The last time a show at the gallery drew crowds in such large numbers was for the tercentennial exhibition in 2001, celebrating Yale’s 300th anniversary. In 1986, museumgoers lined Chapel Street for a popular “Winslow Homer Watercolors” exhibition; and in 1976 a bicentennial exhibition the gallery hosted an exhibition commemorating America’s 200th birthday that traveled overseas to the Victoria and Albert Museum in England.
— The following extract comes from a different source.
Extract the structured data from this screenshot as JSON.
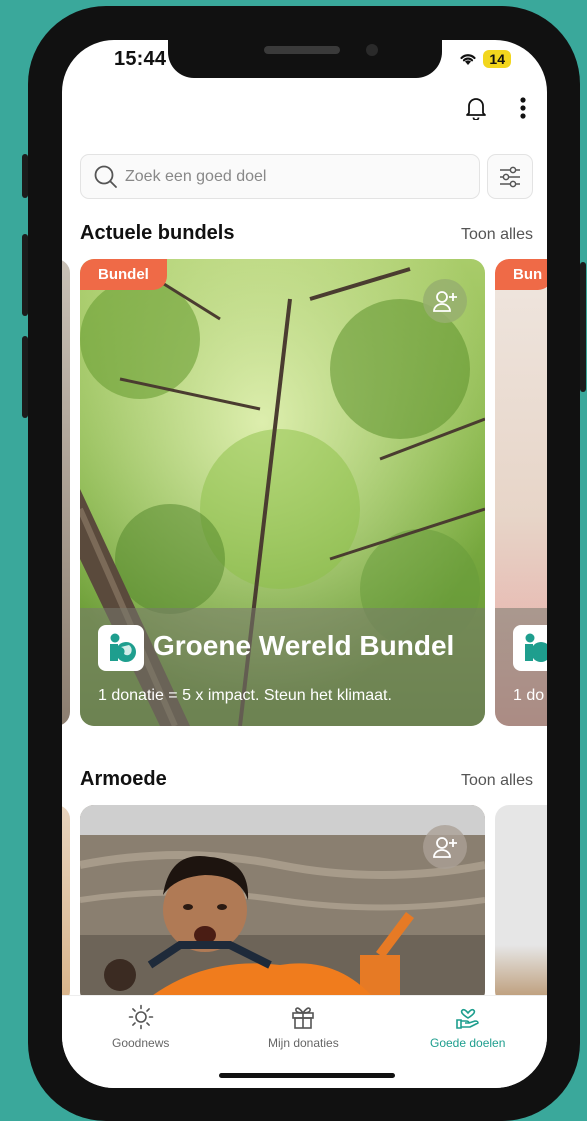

But the excitement this time was different. Elise Kenney, the gallery’s archivist, said the previous three most popular exhibitions drew unstoppable crowds for other reasons — the Homer show for its breathtaking visual beauty and the anniversary shows for the scope of their content. The Van Gogh show, Kenney said, lacked the grandiosity of bigger shows, but attracted crowds for its subtle emotional depth.

“The Van Gogh exhibit is just two paintings,” Kenney said. “It is a handful of carefully controlled people who are admitted at a very slow pace to look at something that is very thought provoking, not spectacular in the grand visual sense but more or less a private and contemplative experience. For me, it is something like going to see the Rothko Chapel down in Houston, Texas, when you go into a room and you are surrounded by a quiet infusion of colors.”

Several Yalie students interviewed said they had seen “The Starry Night” before, either in museums or in the poster reproductions of the renowned work on Chapel Street near the Gallery. But, they all agreed, seeing the painting in such close quarters was a one-of-a-kind experience.

“They appear differently because you can see textures,” Warren Speth ’11 said. “It adds the human element.”

Textures are critical to an appreciation of Van Gogh’s work, given the use of thick, heavy paint. And although the brushstrokes that compose the moon, sky, trees and mountains jump off both canvases, they are significantly more prominent on “Cypresses,” the less well-known piece.

Unlike the more valuable “The Starry Night,” “Cypresses” is not masked by a glass cover. But the decision is sometimes based on museum politics; the lending museum makes the decisions about how the borrowing gallery exhibits a painting. In this case, MoMA chose to place “The Starry Night” behind glass, a practice known as “glazing,” while the Met left the globs of paint in “Cypresses” in open air.

The renowned paintings are now on their way back to New York, Westgard said, but by all accounts their summer vacation in the Elm City was a success. She said she hopes the momentum created by the exhibition will carry over into future shows, including “Picasso and the Allure of Image,” which are scheduled to open in January.